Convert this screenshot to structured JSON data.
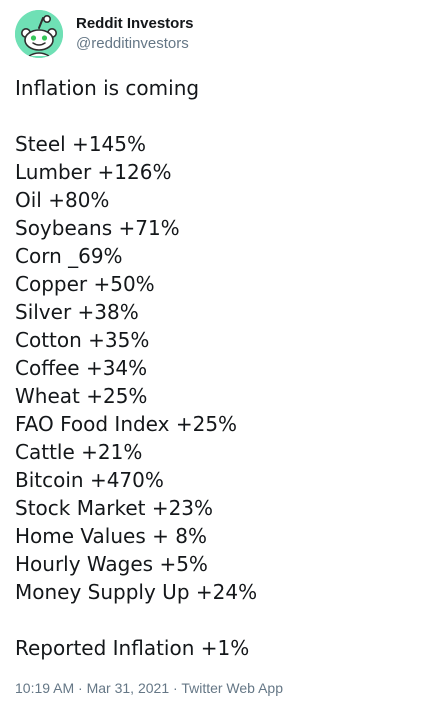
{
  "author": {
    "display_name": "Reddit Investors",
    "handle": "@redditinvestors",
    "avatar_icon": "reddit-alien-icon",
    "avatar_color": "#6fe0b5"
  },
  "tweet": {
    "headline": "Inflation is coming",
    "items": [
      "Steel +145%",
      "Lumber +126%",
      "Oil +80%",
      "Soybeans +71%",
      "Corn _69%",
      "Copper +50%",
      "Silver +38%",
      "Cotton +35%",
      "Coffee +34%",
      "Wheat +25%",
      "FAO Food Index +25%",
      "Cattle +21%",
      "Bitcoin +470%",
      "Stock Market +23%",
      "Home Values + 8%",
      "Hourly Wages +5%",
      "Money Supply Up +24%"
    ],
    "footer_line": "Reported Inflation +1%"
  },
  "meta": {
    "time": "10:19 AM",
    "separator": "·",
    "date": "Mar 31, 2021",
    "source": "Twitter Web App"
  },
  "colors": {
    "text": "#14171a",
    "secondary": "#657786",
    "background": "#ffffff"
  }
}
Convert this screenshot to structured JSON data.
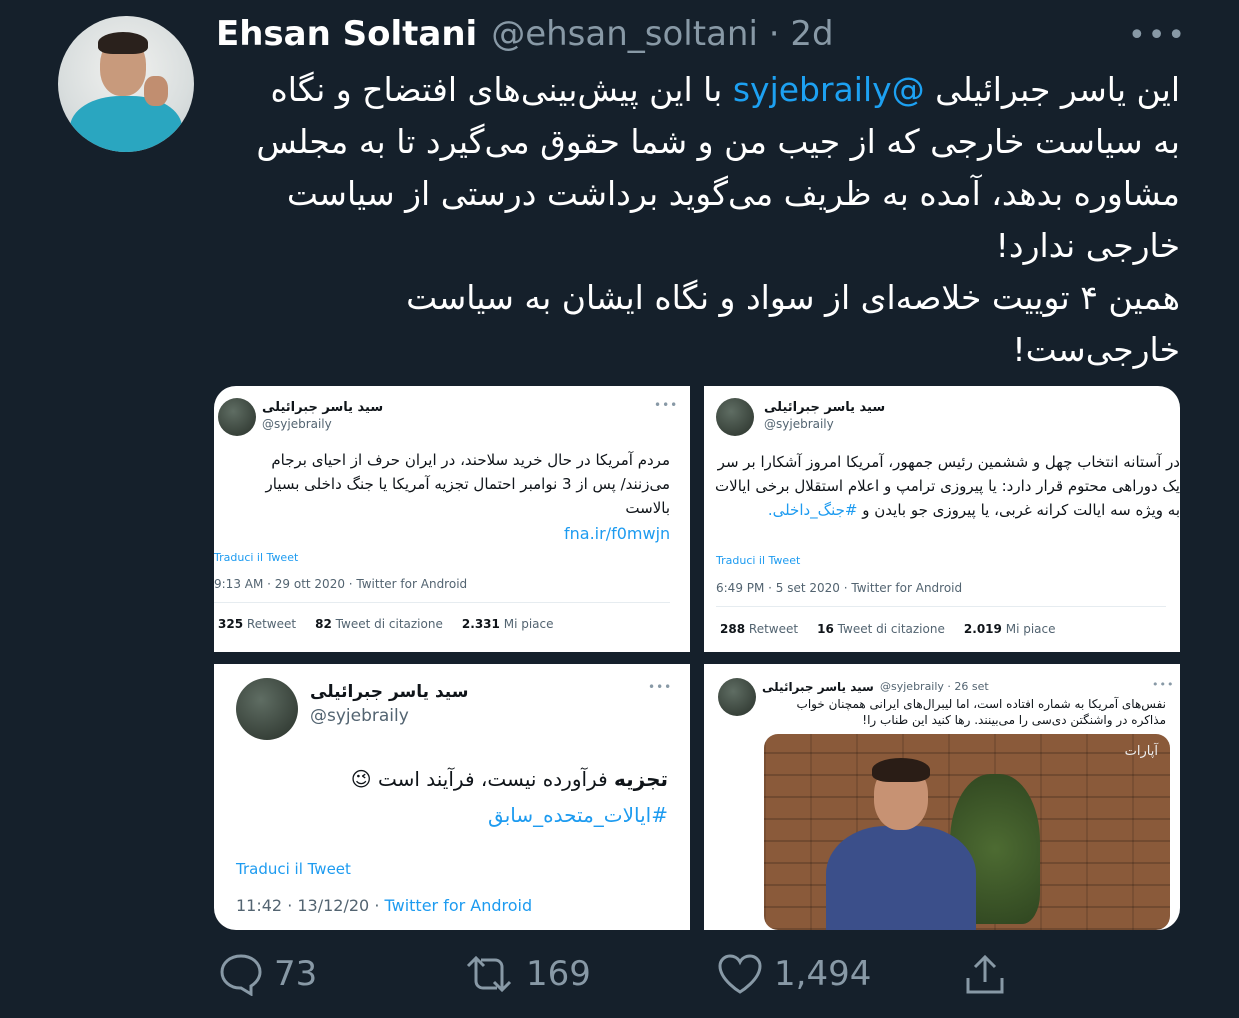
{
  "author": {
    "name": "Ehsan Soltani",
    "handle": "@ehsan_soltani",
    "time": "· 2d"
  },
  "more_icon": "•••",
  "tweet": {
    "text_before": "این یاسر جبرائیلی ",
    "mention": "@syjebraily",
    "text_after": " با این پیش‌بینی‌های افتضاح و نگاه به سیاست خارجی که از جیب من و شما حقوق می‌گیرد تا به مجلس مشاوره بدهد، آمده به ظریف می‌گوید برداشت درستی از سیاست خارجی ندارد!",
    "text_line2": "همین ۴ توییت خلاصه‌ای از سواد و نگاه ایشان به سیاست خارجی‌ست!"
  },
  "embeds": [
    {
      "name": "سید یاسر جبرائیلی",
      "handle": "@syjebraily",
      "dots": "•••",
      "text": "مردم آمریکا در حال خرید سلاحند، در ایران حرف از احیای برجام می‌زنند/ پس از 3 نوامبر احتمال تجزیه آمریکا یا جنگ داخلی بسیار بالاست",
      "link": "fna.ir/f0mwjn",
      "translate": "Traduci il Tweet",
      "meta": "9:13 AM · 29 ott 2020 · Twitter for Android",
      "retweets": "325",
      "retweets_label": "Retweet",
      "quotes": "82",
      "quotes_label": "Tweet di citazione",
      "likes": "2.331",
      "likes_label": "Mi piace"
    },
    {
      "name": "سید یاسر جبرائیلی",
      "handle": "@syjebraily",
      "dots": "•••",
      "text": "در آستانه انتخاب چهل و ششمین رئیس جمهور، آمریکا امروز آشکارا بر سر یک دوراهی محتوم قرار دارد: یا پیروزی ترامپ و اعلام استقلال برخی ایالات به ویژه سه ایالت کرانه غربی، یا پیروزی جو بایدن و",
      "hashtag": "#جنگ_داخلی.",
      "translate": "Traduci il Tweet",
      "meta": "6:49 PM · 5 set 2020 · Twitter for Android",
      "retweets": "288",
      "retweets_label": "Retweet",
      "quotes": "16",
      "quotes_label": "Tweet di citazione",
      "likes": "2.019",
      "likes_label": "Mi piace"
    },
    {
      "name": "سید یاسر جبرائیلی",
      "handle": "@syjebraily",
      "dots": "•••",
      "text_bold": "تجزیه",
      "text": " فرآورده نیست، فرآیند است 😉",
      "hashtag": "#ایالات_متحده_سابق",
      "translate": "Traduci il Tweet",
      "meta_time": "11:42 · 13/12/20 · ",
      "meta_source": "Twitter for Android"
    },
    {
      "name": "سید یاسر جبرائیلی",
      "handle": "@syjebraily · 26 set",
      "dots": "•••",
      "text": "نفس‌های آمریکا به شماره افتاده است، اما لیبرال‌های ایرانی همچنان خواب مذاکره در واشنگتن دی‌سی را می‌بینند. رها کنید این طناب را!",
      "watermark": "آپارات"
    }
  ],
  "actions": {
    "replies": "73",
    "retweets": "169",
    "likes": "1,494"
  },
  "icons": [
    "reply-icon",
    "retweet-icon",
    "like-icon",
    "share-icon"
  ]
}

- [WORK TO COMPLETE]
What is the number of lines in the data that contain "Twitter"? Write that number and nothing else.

- [RESULT FOR THIS EXERCISE]
4